** MATERIAL FOR THE TASK **
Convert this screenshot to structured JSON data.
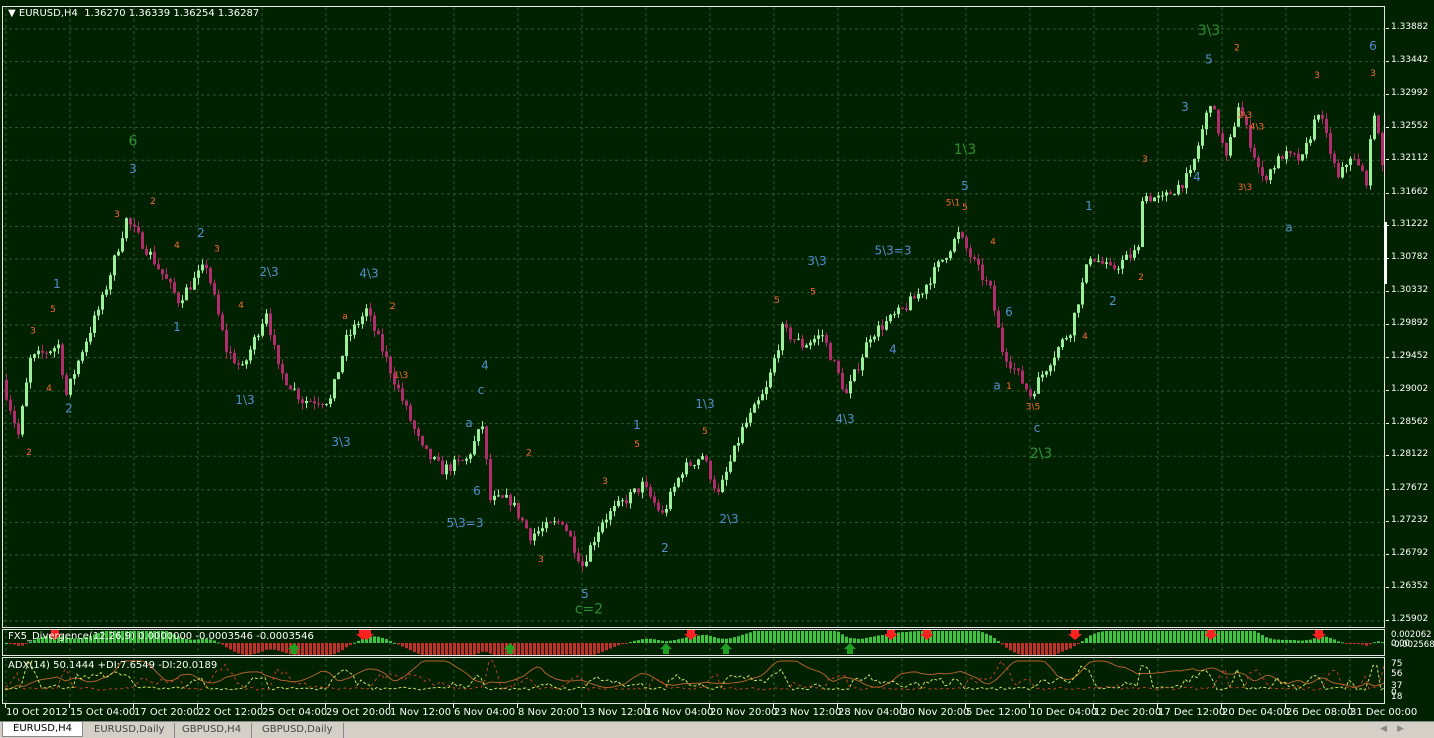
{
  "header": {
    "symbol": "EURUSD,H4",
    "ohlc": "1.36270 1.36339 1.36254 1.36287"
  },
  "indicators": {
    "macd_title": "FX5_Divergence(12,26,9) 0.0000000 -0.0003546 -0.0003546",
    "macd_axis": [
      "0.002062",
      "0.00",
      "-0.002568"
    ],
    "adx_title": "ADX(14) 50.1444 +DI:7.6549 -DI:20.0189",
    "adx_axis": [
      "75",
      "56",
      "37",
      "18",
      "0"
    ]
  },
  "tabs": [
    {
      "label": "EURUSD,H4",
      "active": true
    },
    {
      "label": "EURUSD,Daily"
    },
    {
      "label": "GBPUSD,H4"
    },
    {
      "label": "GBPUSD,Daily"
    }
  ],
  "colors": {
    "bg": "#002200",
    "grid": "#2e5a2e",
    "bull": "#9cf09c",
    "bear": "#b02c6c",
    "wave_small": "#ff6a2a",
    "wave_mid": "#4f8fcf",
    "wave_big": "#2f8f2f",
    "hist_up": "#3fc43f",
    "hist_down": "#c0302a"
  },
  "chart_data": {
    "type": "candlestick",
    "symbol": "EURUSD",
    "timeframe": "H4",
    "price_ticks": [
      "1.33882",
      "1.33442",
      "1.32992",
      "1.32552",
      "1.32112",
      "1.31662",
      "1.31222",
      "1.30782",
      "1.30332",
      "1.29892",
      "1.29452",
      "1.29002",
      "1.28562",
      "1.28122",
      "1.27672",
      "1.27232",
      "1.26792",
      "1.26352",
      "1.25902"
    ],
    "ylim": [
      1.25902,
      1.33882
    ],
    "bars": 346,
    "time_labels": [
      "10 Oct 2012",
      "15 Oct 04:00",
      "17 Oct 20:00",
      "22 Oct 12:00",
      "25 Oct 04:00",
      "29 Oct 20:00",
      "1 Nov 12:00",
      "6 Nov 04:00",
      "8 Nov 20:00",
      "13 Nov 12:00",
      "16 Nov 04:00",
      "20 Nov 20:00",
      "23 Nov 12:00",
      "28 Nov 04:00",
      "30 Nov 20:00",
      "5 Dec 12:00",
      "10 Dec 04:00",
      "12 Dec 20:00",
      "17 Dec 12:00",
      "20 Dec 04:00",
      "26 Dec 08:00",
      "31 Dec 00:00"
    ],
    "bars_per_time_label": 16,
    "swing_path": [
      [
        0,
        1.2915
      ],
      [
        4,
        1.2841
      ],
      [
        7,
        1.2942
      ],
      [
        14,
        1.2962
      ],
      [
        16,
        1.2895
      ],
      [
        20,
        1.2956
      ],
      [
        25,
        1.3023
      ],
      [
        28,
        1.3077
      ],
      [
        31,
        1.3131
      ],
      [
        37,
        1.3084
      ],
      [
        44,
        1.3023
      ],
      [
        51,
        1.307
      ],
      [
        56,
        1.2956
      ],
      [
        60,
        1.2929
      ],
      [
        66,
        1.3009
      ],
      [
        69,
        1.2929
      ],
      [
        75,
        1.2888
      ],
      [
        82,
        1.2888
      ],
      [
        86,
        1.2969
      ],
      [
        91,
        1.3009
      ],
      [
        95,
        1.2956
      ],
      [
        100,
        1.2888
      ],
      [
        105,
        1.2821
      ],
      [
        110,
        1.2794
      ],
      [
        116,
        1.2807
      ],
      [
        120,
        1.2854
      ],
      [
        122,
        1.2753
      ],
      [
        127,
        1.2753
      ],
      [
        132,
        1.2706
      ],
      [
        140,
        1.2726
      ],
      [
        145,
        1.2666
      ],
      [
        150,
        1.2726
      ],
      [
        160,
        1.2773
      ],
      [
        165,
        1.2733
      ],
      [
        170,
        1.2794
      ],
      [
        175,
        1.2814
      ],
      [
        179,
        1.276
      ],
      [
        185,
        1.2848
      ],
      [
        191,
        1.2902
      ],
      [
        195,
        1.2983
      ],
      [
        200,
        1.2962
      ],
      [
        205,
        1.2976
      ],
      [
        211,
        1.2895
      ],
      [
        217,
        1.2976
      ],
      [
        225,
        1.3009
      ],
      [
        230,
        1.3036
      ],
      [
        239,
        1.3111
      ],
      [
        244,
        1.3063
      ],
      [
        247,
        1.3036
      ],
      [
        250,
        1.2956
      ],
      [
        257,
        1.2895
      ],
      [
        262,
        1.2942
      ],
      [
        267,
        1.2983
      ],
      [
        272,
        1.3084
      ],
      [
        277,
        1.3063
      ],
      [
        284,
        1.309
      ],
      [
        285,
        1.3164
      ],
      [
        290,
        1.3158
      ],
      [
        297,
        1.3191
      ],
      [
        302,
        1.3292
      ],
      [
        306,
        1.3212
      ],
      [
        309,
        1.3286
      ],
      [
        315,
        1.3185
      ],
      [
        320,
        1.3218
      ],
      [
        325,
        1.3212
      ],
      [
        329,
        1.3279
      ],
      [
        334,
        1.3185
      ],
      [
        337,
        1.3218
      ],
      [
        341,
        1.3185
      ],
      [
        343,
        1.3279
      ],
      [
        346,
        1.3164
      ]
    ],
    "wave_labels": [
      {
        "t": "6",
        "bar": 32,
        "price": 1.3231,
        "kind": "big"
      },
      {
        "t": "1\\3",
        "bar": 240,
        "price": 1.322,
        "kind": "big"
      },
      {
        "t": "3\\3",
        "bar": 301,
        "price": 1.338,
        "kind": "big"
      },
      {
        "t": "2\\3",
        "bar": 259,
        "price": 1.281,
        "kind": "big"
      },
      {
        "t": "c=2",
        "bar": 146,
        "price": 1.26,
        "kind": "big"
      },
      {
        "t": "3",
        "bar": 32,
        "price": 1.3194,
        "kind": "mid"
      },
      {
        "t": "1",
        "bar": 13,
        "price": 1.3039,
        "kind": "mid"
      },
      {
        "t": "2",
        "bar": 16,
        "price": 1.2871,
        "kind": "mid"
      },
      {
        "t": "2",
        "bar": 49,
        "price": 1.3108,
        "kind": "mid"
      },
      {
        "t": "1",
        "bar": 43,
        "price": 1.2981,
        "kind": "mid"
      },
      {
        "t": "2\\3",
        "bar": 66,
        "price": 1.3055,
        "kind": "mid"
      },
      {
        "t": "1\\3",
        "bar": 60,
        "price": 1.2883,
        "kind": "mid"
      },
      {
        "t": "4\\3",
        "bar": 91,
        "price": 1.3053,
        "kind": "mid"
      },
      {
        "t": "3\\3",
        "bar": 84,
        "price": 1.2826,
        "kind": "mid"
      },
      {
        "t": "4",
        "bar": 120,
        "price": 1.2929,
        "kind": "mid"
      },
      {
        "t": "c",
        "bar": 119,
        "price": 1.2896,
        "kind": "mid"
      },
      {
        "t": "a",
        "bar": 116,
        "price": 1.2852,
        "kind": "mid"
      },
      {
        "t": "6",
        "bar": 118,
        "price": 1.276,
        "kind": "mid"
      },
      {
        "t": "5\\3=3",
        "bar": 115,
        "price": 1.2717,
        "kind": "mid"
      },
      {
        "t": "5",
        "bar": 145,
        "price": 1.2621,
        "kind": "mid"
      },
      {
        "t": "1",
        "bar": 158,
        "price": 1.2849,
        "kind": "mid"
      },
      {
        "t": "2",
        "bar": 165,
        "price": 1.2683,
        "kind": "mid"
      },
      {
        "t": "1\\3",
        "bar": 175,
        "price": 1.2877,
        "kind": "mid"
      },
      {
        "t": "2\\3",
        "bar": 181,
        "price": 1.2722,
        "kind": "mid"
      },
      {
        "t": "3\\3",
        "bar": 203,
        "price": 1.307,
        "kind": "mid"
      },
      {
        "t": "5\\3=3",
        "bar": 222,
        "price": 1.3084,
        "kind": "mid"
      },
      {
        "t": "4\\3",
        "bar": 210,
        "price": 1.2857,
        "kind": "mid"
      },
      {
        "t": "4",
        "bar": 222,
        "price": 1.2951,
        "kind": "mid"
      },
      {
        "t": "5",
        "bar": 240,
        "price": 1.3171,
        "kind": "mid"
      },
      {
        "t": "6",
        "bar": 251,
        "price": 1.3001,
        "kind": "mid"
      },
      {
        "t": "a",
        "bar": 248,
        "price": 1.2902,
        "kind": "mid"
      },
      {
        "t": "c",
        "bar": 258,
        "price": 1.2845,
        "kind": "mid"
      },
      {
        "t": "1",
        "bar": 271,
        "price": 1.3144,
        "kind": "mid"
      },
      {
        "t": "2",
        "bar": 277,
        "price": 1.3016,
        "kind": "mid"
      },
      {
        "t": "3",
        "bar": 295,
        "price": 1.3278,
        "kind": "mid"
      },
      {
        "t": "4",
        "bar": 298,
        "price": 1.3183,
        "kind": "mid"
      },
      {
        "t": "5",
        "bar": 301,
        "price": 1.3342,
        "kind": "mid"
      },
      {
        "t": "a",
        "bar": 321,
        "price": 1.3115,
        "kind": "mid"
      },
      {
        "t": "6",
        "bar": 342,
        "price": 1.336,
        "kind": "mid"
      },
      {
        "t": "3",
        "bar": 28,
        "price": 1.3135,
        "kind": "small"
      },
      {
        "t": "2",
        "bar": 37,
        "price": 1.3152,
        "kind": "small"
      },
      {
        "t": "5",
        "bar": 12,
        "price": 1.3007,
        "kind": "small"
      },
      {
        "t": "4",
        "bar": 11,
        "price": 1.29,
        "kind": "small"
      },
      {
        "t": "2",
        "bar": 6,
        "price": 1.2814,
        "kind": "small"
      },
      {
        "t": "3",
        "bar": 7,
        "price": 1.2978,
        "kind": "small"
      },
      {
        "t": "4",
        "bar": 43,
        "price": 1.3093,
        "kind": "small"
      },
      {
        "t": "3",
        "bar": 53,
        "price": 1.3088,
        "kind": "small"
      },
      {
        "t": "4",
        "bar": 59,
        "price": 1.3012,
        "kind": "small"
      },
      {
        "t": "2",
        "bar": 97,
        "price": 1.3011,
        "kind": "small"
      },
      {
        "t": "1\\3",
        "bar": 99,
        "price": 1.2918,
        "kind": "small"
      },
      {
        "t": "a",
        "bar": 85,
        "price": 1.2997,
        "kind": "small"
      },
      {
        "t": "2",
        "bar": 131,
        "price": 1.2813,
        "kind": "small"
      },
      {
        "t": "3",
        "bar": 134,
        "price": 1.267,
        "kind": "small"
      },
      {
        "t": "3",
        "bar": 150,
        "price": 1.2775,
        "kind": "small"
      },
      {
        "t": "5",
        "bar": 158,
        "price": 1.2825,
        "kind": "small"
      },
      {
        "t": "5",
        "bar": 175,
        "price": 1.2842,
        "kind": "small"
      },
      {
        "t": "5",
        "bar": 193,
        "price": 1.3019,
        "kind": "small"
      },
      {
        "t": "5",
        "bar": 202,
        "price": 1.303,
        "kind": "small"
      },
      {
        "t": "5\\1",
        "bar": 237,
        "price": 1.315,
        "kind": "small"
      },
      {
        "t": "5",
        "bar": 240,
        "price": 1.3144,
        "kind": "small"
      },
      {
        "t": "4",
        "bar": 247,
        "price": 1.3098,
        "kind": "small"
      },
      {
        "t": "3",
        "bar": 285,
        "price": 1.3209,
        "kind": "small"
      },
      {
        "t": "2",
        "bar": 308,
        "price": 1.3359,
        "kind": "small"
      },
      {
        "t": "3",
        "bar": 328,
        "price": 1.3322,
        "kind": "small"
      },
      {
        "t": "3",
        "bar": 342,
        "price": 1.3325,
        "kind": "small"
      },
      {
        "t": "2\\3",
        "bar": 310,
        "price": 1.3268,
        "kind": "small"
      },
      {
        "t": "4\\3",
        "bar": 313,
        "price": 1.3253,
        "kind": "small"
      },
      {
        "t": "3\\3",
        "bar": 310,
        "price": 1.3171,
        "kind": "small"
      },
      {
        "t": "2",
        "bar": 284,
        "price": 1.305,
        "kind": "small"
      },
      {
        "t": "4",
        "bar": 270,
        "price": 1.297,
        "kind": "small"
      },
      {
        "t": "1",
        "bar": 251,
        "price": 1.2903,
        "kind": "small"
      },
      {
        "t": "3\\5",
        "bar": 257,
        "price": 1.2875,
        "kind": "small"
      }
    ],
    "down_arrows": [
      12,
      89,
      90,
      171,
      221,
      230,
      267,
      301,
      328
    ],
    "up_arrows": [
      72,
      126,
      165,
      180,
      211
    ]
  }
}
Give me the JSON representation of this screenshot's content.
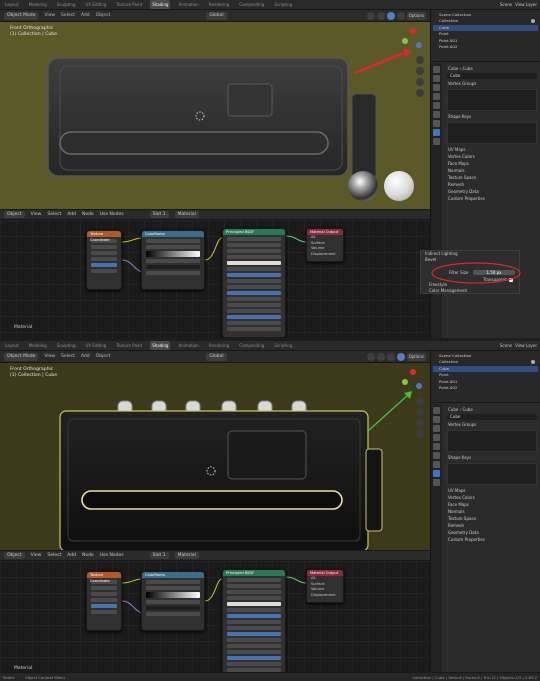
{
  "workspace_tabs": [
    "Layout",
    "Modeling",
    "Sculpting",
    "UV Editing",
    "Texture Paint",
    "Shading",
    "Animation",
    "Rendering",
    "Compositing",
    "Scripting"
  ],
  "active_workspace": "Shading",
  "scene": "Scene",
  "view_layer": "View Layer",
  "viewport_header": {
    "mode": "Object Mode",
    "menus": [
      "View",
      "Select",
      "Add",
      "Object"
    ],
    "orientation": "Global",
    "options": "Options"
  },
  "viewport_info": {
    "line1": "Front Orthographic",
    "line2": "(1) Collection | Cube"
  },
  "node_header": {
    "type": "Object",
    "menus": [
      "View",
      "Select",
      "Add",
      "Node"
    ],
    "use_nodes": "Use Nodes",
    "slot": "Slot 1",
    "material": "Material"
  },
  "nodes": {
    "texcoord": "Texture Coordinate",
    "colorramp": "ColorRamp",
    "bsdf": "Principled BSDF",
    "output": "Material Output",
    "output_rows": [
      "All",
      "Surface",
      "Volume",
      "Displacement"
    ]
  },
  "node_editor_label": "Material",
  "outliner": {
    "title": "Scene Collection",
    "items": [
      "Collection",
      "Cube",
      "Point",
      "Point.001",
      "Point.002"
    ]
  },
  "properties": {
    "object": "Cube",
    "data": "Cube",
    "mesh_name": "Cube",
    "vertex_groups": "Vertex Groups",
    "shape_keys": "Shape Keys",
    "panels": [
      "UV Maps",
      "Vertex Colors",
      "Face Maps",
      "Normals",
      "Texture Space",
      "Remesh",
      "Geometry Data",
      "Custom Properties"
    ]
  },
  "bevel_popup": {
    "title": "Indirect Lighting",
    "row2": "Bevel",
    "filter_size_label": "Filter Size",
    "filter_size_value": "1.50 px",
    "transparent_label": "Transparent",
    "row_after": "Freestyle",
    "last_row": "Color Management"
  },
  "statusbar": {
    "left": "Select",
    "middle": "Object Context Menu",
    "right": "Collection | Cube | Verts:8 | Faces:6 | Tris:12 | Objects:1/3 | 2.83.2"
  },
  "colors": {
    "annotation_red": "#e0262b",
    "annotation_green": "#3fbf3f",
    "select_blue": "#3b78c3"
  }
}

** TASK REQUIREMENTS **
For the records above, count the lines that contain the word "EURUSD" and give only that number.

** ANSWER **
4